Count how many lines of the data below contain the string "Section"; the reply should be that number alone.

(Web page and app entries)
▼▼▼

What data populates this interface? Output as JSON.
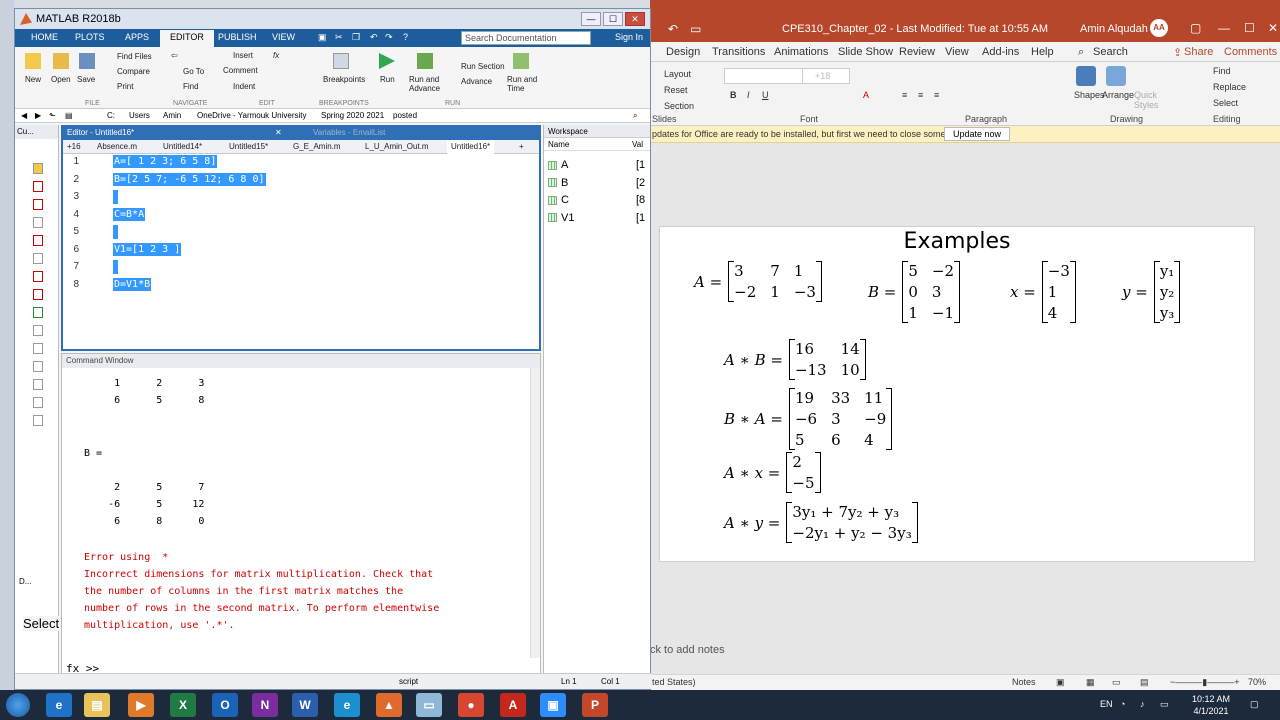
{
  "ppt": {
    "title": "CPE310_Chapter_02  -  Last Modified: Tue at 10:55 AM",
    "user": "Amin Alqudah",
    "user_initials": "AA",
    "tabs": [
      "Design",
      "Transitions",
      "Animations",
      "Slide Show",
      "Review",
      "View",
      "Add-ins",
      "Help"
    ],
    "search": "Search",
    "share": "Share",
    "comments": "Comments",
    "ribbon_items": {
      "layout": "Layout",
      "reset": "Reset",
      "section": "Section",
      "slides_group": "Slides",
      "font_group": "Font",
      "paragraph_group": "Paragraph",
      "shapes": "Shapes",
      "arrange": "Arrange",
      "quick_styles": "Quick Styles",
      "drawing_group": "Drawing",
      "find": "Find",
      "replace": "Replace",
      "select": "Select",
      "editing_group": "Editing",
      "font_size": "+18"
    },
    "infobar_message": "pdates for Office are ready to be installed, but first we need to close some apps.",
    "update_button": "Update now",
    "notes_placeholder": "ck to add notes",
    "status_lang": "ited States)",
    "status_notes": "Notes",
    "zoom": "70%",
    "slide": {
      "heading": "Examples",
      "A_label": "A =",
      "A": [
        [
          "3",
          "7",
          "1"
        ],
        [
          "−2",
          "1",
          "−3"
        ]
      ],
      "B_label": "B =",
      "B": [
        [
          "5",
          "−2"
        ],
        [
          "0",
          "3"
        ],
        [
          "1",
          "−1"
        ]
      ],
      "x_label": "x =",
      "x": [
        [
          "−3"
        ],
        [
          "1"
        ],
        [
          "4"
        ]
      ],
      "y_label": "y =",
      "y": [
        [
          "y₁"
        ],
        [
          "y₂"
        ],
        [
          "y₃"
        ]
      ],
      "AB_label": "A ∗ B =",
      "AB": [
        [
          "16",
          "14"
        ],
        [
          "−13",
          "10"
        ]
      ],
      "BA_label": "B ∗ A =",
      "BA": [
        [
          "19",
          "33",
          "11"
        ],
        [
          "−6",
          "3",
          "−9"
        ],
        [
          "5",
          "6",
          "4"
        ]
      ],
      "Ax_label": "A ∗ x =",
      "Ax": [
        [
          "2"
        ],
        [
          "−5"
        ]
      ],
      "Ay_label": "A ∗ y =",
      "Ay": [
        [
          "3y₁ + 7y₂ + y₃"
        ],
        [
          "−2y₁ + y₂ − 3y₃"
        ]
      ]
    }
  },
  "matlab": {
    "title": "MATLAB R2018b",
    "tabs": [
      "HOME",
      "PLOTS",
      "APPS",
      "EDITOR",
      "PUBLISH",
      "VIEW"
    ],
    "search_placeholder": "Search Documentation",
    "sign_in": "Sign In",
    "toolbar": {
      "new": "New",
      "open": "Open",
      "save": "Save",
      "find_files": "Find Files",
      "compare": "Compare",
      "print": "Print",
      "file_group": "FILE",
      "go_to": "Go To",
      "find": "Find",
      "navigate_group": "NAVIGATE",
      "insert": "Insert",
      "comment": "Comment",
      "indent": "Indent",
      "edit_group": "EDIT",
      "breakpoints": "Breakpoints",
      "breakpoints_group": "BREAKPOINTS",
      "run": "Run",
      "run_and_advance": "Run and Advance",
      "run_section": "Run Section",
      "advance": "Advance",
      "run_and_time": "Run and Time",
      "run_group": "RUN"
    },
    "path": [
      "C:",
      "Users",
      "Amin",
      "OneDrive - Yarmouk University",
      "Spring 2020 2021",
      "posted"
    ],
    "current_folder_header": "Cu...",
    "editor_title": "Editor - Untitled16*",
    "variables_title": "Variables - EmailList",
    "file_tabs": [
      "+16",
      "Absence.m",
      "Untitled14*",
      "Untitled15*",
      "G_E_Amin.m",
      "L_U_Amin_Out.m",
      "Untitled16*"
    ],
    "code_lines": [
      {
        "num": "1",
        "text": "A=[ 1 2 3; 6 5 8]"
      },
      {
        "num": "2",
        "text": "B=[2 5 7; -6 5 12; 6 8 0]"
      },
      {
        "num": "3",
        "text": ""
      },
      {
        "num": "4",
        "text": "C=B*A"
      },
      {
        "num": "5",
        "text": ""
      },
      {
        "num": "6",
        "text": "V1=[1 2 3 ]"
      },
      {
        "num": "7",
        "text": ""
      },
      {
        "num": "8",
        "text": "D=V1*B"
      }
    ],
    "workspace_title": "Workspace",
    "workspace_cols": [
      "Name",
      "Val"
    ],
    "workspace_vars": [
      {
        "name": "A",
        "value": "[1"
      },
      {
        "name": "B",
        "value": "[2"
      },
      {
        "name": "C",
        "value": "[8"
      },
      {
        "name": "V1",
        "value": "[1"
      }
    ],
    "command_window_title": "Command Window",
    "output": {
      "a_row1": "     1      2      3",
      "a_row2": "     6      5      8",
      "b_header": "B =",
      "b_row1": "     2      5      7",
      "b_row2": "    -6      5     12",
      "b_row3": "     6      8      0",
      "err1": "Error using  * ",
      "err2": "Incorrect dimensions for matrix multiplication. Check that",
      "err3": "the number of columns in the first matrix matches the",
      "err4": "number of rows in the second matrix. To perform elementwise",
      "err5": "multiplication, use '.*'."
    },
    "prompt": "fx >>",
    "status": {
      "mode": "script",
      "ln": "Ln  1",
      "col": "Col  1"
    },
    "details_label": "D...",
    "select_label": "Select"
  },
  "taskbar": {
    "time": "10:12 AM",
    "date": "4/1/2021",
    "lang": "EN"
  }
}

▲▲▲

■ **Result of the exercise**:
2